Durazo, who has been a policeman for 33 of his 58 years, steers the huge law enforcement apparatus here with a firm, thumping fist. He started off by launching Mexico's first proper police academy.

Since he took over in 1976, he has swept through the forces like a broom. "So far, I've fired 8,200 people for corruption or incompetence. Some of them are in jail," he said in an interview.

Four years ago, when he was appointed, the U.S. Embassy here was embarrassed to find there was an indictment pending against him in the United States, "related to his activities as Mexico's narcotics chief," an embassy official explained at the time.

Since then, the indictment has been dropped and relations are at a high. When the new American ambassador, Julian Nava, arrived here on an unannounced flight, Durazo had been tipped off by his Los Angeles police mates and to Nava's surprise, was at the airport to meet him.

Last month Durazo was the center of a controversy implying that he had enriched himself out of proportion. Several press reports claimed he had spent $4 million to buy the ostentatious, rambling villa of a prominent banker.

Durazo dispatched a flurry of angry letters, denying the purchase and calling the reports false.

A police public relations man explained why the general "would not have to steal any money anyway."

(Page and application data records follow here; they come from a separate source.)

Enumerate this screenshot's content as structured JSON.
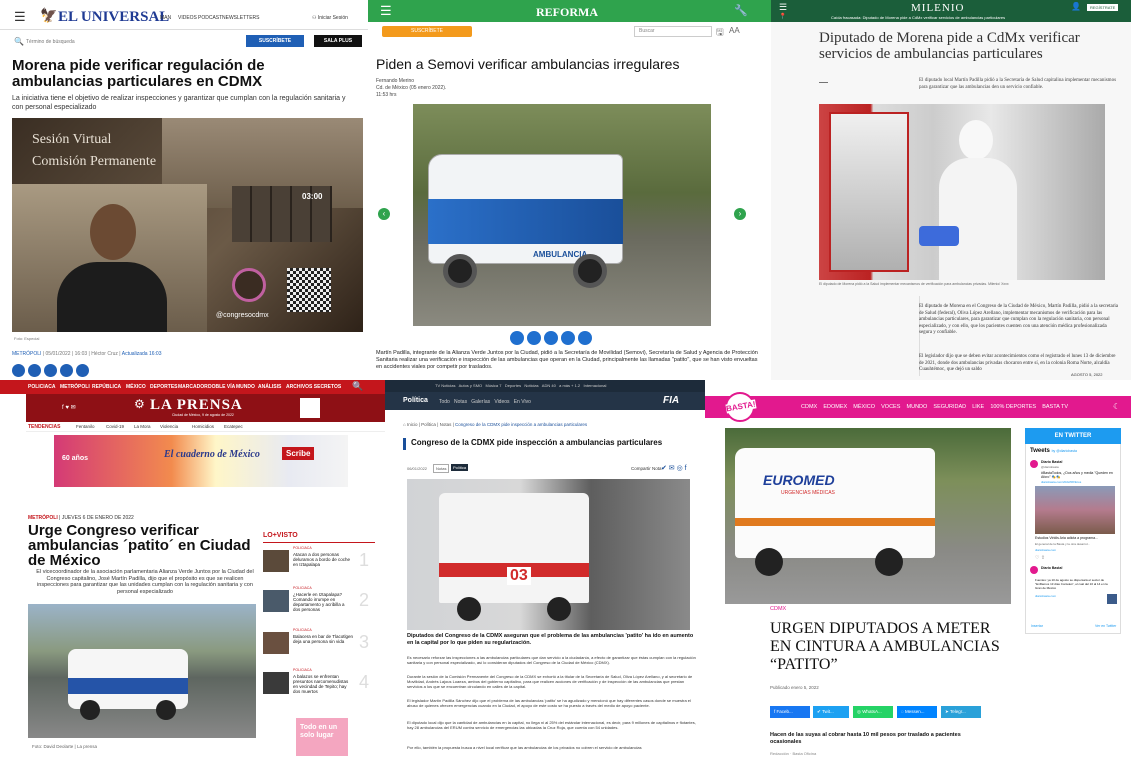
{
  "p1": {
    "logo": "EL UNIVERSAL",
    "nav": [
      "MAN",
      "VIDEOS",
      "PODCAST",
      "NEWSLETTERS"
    ],
    "login": "Iniciar Sesión",
    "search_placeholder": "Término de búsqueda",
    "subscribe": "SUSCRÍBETE",
    "sala": "SALA PLUS",
    "headline": "Morena pide verificar regulación de ambulancias particulares en CDMX",
    "subhead": "La iniciativa tiene el objetivo de realizar inspecciones y garantizar que cumplan con la regulación sanitaria y con personal especializado",
    "video_title1": "Sesión Virtual",
    "video_title2": "Comisión Permanente",
    "timer": "03:00",
    "handle": "@congresocdmx",
    "credit": "Foto: Especial",
    "meta_section": "METRÓPOLI",
    "meta_date": "05/01/2022",
    "meta_time": "16:03",
    "meta_author": "Héctor Cruz",
    "meta_updated": "Actualizada 16:03"
  },
  "p2": {
    "logo": "REFORMA",
    "subscribe": "SUSCRÍBETE",
    "search_placeholder": "Buscar",
    "headline": "Piden a Semovi verificar ambulancias irregulares",
    "author": "Fernando Merino",
    "dateline": "Cd. de México (05 enero 2022).",
    "time": "11:53 hrs",
    "ambulance_text": "AMBULANCIA",
    "body": "Martín Padilla, integrante de la Alianza Verde Juntos por la Ciudad, pidió a la Secretaría de Movilidad (Semovi), Secretaría de Salud y Agencia de Protección Sanitaria realizar una verificación e inspección de las ambulancias que operan en la Ciudad, principalmente las llamadas \"patito\", que se han visto envueltas en accidentes viales por competir por traslados."
  },
  "p3": {
    "logo": "MILENIO",
    "ticker": "Caída fracasada: Diputado de Morena pide a CdMx verificar servicios de ambulancias particulares",
    "subscribe": "REGÍSTRATE",
    "headline": "Diputado de Morena pide a CdMx verificar servicios de ambulancias particulares",
    "lede": "El diputado local Martín Padilla pidió a la Secretaría de Salud capitalina implementar mecanismos para garantizar que las ambulancias den un servicio confiable.",
    "caption": "El diputado de Morena pidió a la Salud implementar mecanismos de verificación para ambulancias privadas. Milenio/ Xxxx",
    "p1": "El diputado de Morena en el Congreso de la Ciudad de México, Martín Padilla, pidió a la secretaria de Salud (federal), Oliva López Arellano, implementar mecanismos de verificación para las ambulancias particulares, para garantizar que cumplan con la regulación sanitaria, con personal especializado, y con ello, que los pacientes cuenten con una atención médica profesionalizada segura y confiable.",
    "p2": "El legislador dijo que se deben evitar acontecimientos como el registrado el lunes 13 de diciembre de 2021, donde dos ambulancias privadas chocaron entre sí, en la colonia Roma Norte, alcaldía Cuauhtémoc, que dejó un saldo",
    "date": "AGOSTO 5, 2022"
  },
  "p4": {
    "nav": [
      "POLICIACA",
      "METRÓPOLI",
      "REPÚBLICA",
      "MÉXICO",
      "DEPORTES",
      "MARCADOR",
      "DOBLE VÍA",
      "MUNDO",
      "ANÁLISIS",
      "ARCHIVOS SECRETOS"
    ],
    "logo": "LA PRENSA",
    "logo_sub": "Ciudad de México, 9 de agosto de 2022",
    "trending_label": "TENDENCIAS",
    "trending": [
      "Fentanilo",
      "Covid-19",
      "La Mora",
      "Violencia",
      "Homicidios",
      "Ecatepec"
    ],
    "ad_text": "El cuaderno de México",
    "ad_years": "60 años",
    "ad_brand": "Scribe",
    "section": "METRÓPOLI",
    "date": "JUEVES 6 DE ENERO DE 2022",
    "headline": "Urge Congreso verificar ambulancias ´patito´ en Ciudad de México",
    "subhead": "El vicecoordinador de la asociación parlamentaria Alianza Verde Juntos por la Ciudad del Congreso capitalino, José Martín Padilla, dijo que el propósito es que se realicen inspecciones para garantizar que las unidades cumplan con la regulación sanitaria y con personal especializado",
    "credit": "Foto: David Deolarte | La prensa",
    "lovisto_title": "LO+VISTO",
    "lovisto": [
      {
        "tag": "POLICIACA",
        "text": "Atacan a dos personas deluramos a bordo de coche en Iztapalapa",
        "num": "1"
      },
      {
        "tag": "POLICIACA",
        "text": "¿Hacerle en Iztapalapa? Comando irrumpe en departamento y acribilla a dos personas",
        "num": "2"
      },
      {
        "tag": "POLICIACA",
        "text": "Balacera en bar de Tlacotlgen deja una persona sin vida",
        "num": "3"
      },
      {
        "tag": "POLICIACA",
        "text": "A balazos se enfrentan presuntos narcomenudistas en vecindad de Tepito; hay dos muertos",
        "num": "4"
      }
    ],
    "sidebar_ad": "Todo en un solo lugar"
  },
  "p5": {
    "nav": [
      "TV Noticias",
      "Autos y SMO",
      "Música 7",
      "Deportes",
      "Noticias",
      "ADN 40",
      "a más + 1.2",
      "Internacional"
    ],
    "section": "Política",
    "tabs": [
      "Todo",
      "Notas",
      "Galerías",
      "Videos",
      "En Vivo"
    ],
    "brand": "FIA",
    "breadcrumb": [
      "Inicio",
      "Política",
      "Notas",
      "Congreso de la CDMX pide inspección a ambulancias particulares"
    ],
    "headline": "Congreso de la CDMX pide inspección a ambulancias particulares",
    "date_meta": "06/01/2022",
    "tags": [
      "Notas",
      "Política"
    ],
    "share": "Compartir Nota",
    "ambulance_number": "03",
    "lede": "Diputados del Congreso de la CDMX aseguran que el problema de las ambulancias 'patito' ha ido en aumento en la capital por lo que piden su regularización.",
    "p1": "Es necesario reforzar las inspecciones a las ambulancias particulares que dan servicio a la ciudadanía, a efecto de garantizar que éstas cumplan con la regulación sanitaria y con personal especializado, así lo consideran diputados del Congreso de la Ciudad de México (CDMX).",
    "p2": "Durante la sesión de la Comisión Permanente del Congreso de la CDMX se exhortó a la titular de la Secretaría de Salud, Oliva López Arellano, y al secretario de Movilidad, Andrés Lajous Loaeza, ambos del gobierno capitalino, para que realicen acciones de verificación y de inspección de las ambulancias que prestan servicios a los que se encuentran circulando en calles de la capital.",
    "p3": "El legislador Martín Padilla Sánchez dijo que el problema de las ambulancias 'patito' se ha agudizado y mencionó que hay diferentes casos donde se muestra el abuso de quienes ofrecen emergencias cuando en la Ciudad, el apoyo de este costo se ha puesto a través del medio de apoyo paciente.",
    "p4": "El diputado local dijo que la cantidad de ambulancias en la capital, no llega ni al 25% del estándar internacional, es decir, para 9 millones de capitalinos e flotantes, hay 28 ambulancias del ERUM contra servicio de emergencias las ubicadas la Cruz Roja, que cuenta con 54 unidades.",
    "p5": "Por ello, también la propuesta busca a nivel local verificar que las ambulancias de los privados no cobren el servicio de ambulancias"
  },
  "p6": {
    "logo": "BASTA!",
    "nav": [
      "CDMX",
      "EDOMEX",
      "MÉXICO",
      "VOCES",
      "MUNDO",
      "SEGURIDAD",
      "LIKE",
      "100% DEPORTES",
      "BASTA TV"
    ],
    "twitter_title": "EN TWITTER",
    "tweets_label": "Tweets",
    "tweets_by": "by @diariobasta",
    "tweet1_user": "Diario Basta!",
    "tweet1_handle": "@diariobasta",
    "tweet1_text": "#BastaTodos, ¿Dos años y media \"Queden en Aforo\" 🎭🎭",
    "tweet1_link": "diariobasta.com/2022/08/fotos",
    "tweet2_text": "Estudios Viridis Aria adicta a programa...",
    "tweet2_sub": "El general de la Basta y la otra desarrol...",
    "tweet2_link": "diariobasta.com",
    "tweet3_text": "Fuentes: ya 10 de agosto se dispersará el sector de \"Enfilamos 13 días Conteles\", el cual del 10 al 14 en la Gran de México",
    "tweet3_link": "diariobasta.com",
    "twitter_embed": "Insertar",
    "twitter_view": "Ver en Twitter",
    "ambulance_brand": "EUROMED",
    "ambulance_sub": "URGENCIAS MÉDICAS",
    "section": "CDMX",
    "headline": "URGEN DIPUTADOS A METER EN CINTURA A AMBULANCIAS “PATITO”",
    "published": "Publicado enero 5, 2022",
    "share": [
      "Faceb...",
      "Twit...",
      "WhatsA...",
      "Messen...",
      "Telegr..."
    ],
    "lede": "Hacen de las suyas al cobrar hasta 10 mil pesos por traslado a pacientes ocasionales",
    "byline": "Redacción · Basta Oficina"
  }
}
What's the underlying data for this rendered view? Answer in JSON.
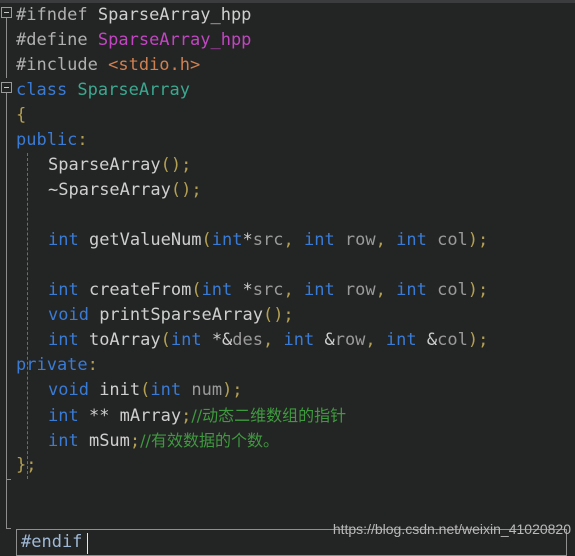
{
  "window": {
    "app": "code-editor",
    "theme_background": "#232424",
    "line_height_px": 25
  },
  "colors": {
    "background": "#232424",
    "preprocessor": "#b0b0b0",
    "macro": "#c246c2",
    "header": "#d08050",
    "keyword": "#3a7bd5",
    "class_name": "#3aa98f",
    "function": "#cfcfcf",
    "punctuation": "#b3a053",
    "parameter": "#9a9a9a",
    "comment": "#3f9a3f",
    "caret": "#e6e6e6",
    "gutter_line": "#8d8d8d"
  },
  "editor": {
    "lines": [
      {
        "n": 1,
        "indent": 0,
        "fold": "open",
        "tokens": [
          {
            "t": "#ifndef ",
            "c": "pp"
          },
          {
            "t": "SparseArray_hpp",
            "c": "plain"
          }
        ]
      },
      {
        "n": 2,
        "indent": 0,
        "fold": null,
        "tokens": [
          {
            "t": "#define ",
            "c": "pp"
          },
          {
            "t": "SparseArray_hpp",
            "c": "macro"
          }
        ]
      },
      {
        "n": 3,
        "indent": 0,
        "fold": null,
        "tokens": [
          {
            "t": "#include ",
            "c": "pp"
          },
          {
            "t": "<stdio.h>",
            "c": "hdr"
          }
        ]
      },
      {
        "n": 4,
        "indent": 0,
        "fold": "open",
        "tokens": [
          {
            "t": "class ",
            "c": "kw"
          },
          {
            "t": "SparseArray",
            "c": "type"
          }
        ]
      },
      {
        "n": 5,
        "indent": 0,
        "fold": null,
        "tokens": [
          {
            "t": "{",
            "c": "punc"
          }
        ]
      },
      {
        "n": 6,
        "indent": 0,
        "fold": null,
        "tokens": [
          {
            "t": "public",
            "c": "kw"
          },
          {
            "t": ":",
            "c": "punc"
          }
        ]
      },
      {
        "n": 7,
        "indent": 1,
        "fold": null,
        "tokens": [
          {
            "t": "SparseArray",
            "c": "fn"
          },
          {
            "t": "();",
            "c": "punc"
          }
        ]
      },
      {
        "n": 8,
        "indent": 1,
        "fold": null,
        "tokens": [
          {
            "t": "~",
            "c": "plain"
          },
          {
            "t": "SparseArray",
            "c": "fn"
          },
          {
            "t": "();",
            "c": "punc"
          }
        ]
      },
      {
        "n": 9,
        "indent": 1,
        "fold": null,
        "tokens": []
      },
      {
        "n": 10,
        "indent": 1,
        "fold": null,
        "tokens": [
          {
            "t": "int ",
            "c": "kw"
          },
          {
            "t": "getValueNum",
            "c": "fn"
          },
          {
            "t": "(",
            "c": "punc"
          },
          {
            "t": "int",
            "c": "kw"
          },
          {
            "t": "*",
            "c": "plain"
          },
          {
            "t": "src",
            "c": "param"
          },
          {
            "t": ", ",
            "c": "punc"
          },
          {
            "t": "int ",
            "c": "kw"
          },
          {
            "t": "row",
            "c": "param"
          },
          {
            "t": ", ",
            "c": "punc"
          },
          {
            "t": "int ",
            "c": "kw"
          },
          {
            "t": "col",
            "c": "param"
          },
          {
            "t": ");",
            "c": "punc"
          }
        ]
      },
      {
        "n": 11,
        "indent": 1,
        "fold": null,
        "tokens": []
      },
      {
        "n": 12,
        "indent": 1,
        "fold": null,
        "tokens": [
          {
            "t": "int ",
            "c": "kw"
          },
          {
            "t": "createFrom",
            "c": "fn"
          },
          {
            "t": "(",
            "c": "punc"
          },
          {
            "t": "int ",
            "c": "kw"
          },
          {
            "t": "*",
            "c": "plain"
          },
          {
            "t": "src",
            "c": "param"
          },
          {
            "t": ", ",
            "c": "punc"
          },
          {
            "t": "int ",
            "c": "kw"
          },
          {
            "t": "row",
            "c": "param"
          },
          {
            "t": ", ",
            "c": "punc"
          },
          {
            "t": "int ",
            "c": "kw"
          },
          {
            "t": "col",
            "c": "param"
          },
          {
            "t": ");",
            "c": "punc"
          }
        ]
      },
      {
        "n": 13,
        "indent": 1,
        "fold": null,
        "tokens": [
          {
            "t": "void ",
            "c": "kw"
          },
          {
            "t": "printSparseArray",
            "c": "fn"
          },
          {
            "t": "();",
            "c": "punc"
          }
        ]
      },
      {
        "n": 14,
        "indent": 1,
        "fold": null,
        "tokens": [
          {
            "t": "int ",
            "c": "kw"
          },
          {
            "t": "toArray",
            "c": "fn"
          },
          {
            "t": "(",
            "c": "punc"
          },
          {
            "t": "int ",
            "c": "kw"
          },
          {
            "t": "*&",
            "c": "plain"
          },
          {
            "t": "des",
            "c": "param"
          },
          {
            "t": ", ",
            "c": "punc"
          },
          {
            "t": "int ",
            "c": "kw"
          },
          {
            "t": "&",
            "c": "plain"
          },
          {
            "t": "row",
            "c": "param"
          },
          {
            "t": ", ",
            "c": "punc"
          },
          {
            "t": "int ",
            "c": "kw"
          },
          {
            "t": "&",
            "c": "plain"
          },
          {
            "t": "col",
            "c": "param"
          },
          {
            "t": ");",
            "c": "punc"
          }
        ]
      },
      {
        "n": 15,
        "indent": 0,
        "fold": null,
        "tokens": [
          {
            "t": "private",
            "c": "kw"
          },
          {
            "t": ":",
            "c": "punc"
          }
        ]
      },
      {
        "n": 16,
        "indent": 1,
        "fold": null,
        "tokens": [
          {
            "t": "void ",
            "c": "kw"
          },
          {
            "t": "init",
            "c": "fn"
          },
          {
            "t": "(",
            "c": "punc"
          },
          {
            "t": "int ",
            "c": "kw"
          },
          {
            "t": "num",
            "c": "param"
          },
          {
            "t": ");",
            "c": "punc"
          }
        ]
      },
      {
        "n": 17,
        "indent": 1,
        "fold": null,
        "tokens": [
          {
            "t": "int ",
            "c": "kw"
          },
          {
            "t": "** ",
            "c": "plain"
          },
          {
            "t": "mArray",
            "c": "fn"
          },
          {
            "t": ";",
            "c": "punc"
          },
          {
            "t": "//动态二维数组的指针",
            "c": "cmt"
          }
        ]
      },
      {
        "n": 18,
        "indent": 1,
        "fold": null,
        "tokens": [
          {
            "t": "int ",
            "c": "kw"
          },
          {
            "t": "mSum",
            "c": "fn"
          },
          {
            "t": ";",
            "c": "punc"
          },
          {
            "t": "//有效数据的个数。",
            "c": "cmt"
          }
        ]
      },
      {
        "n": 19,
        "indent": 0,
        "fold": null,
        "tokens": [
          {
            "t": "};",
            "c": "punc"
          }
        ]
      },
      {
        "n": 20,
        "indent": 0,
        "fold": null,
        "tokens": []
      },
      {
        "n": 21,
        "indent": 0,
        "fold": null,
        "tokens": []
      },
      {
        "n": 22,
        "indent": 0,
        "fold": null,
        "tokens": []
      }
    ],
    "current_line": {
      "text": "#endif",
      "caret_visible": true
    }
  },
  "watermark": {
    "text": "https://blog.csdn.net/weixin_41020820"
  }
}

"He's been rich for a long time. Years ago, yes he was already in the police force, he was also in the trucking business. It's well known there's a lot of money in that."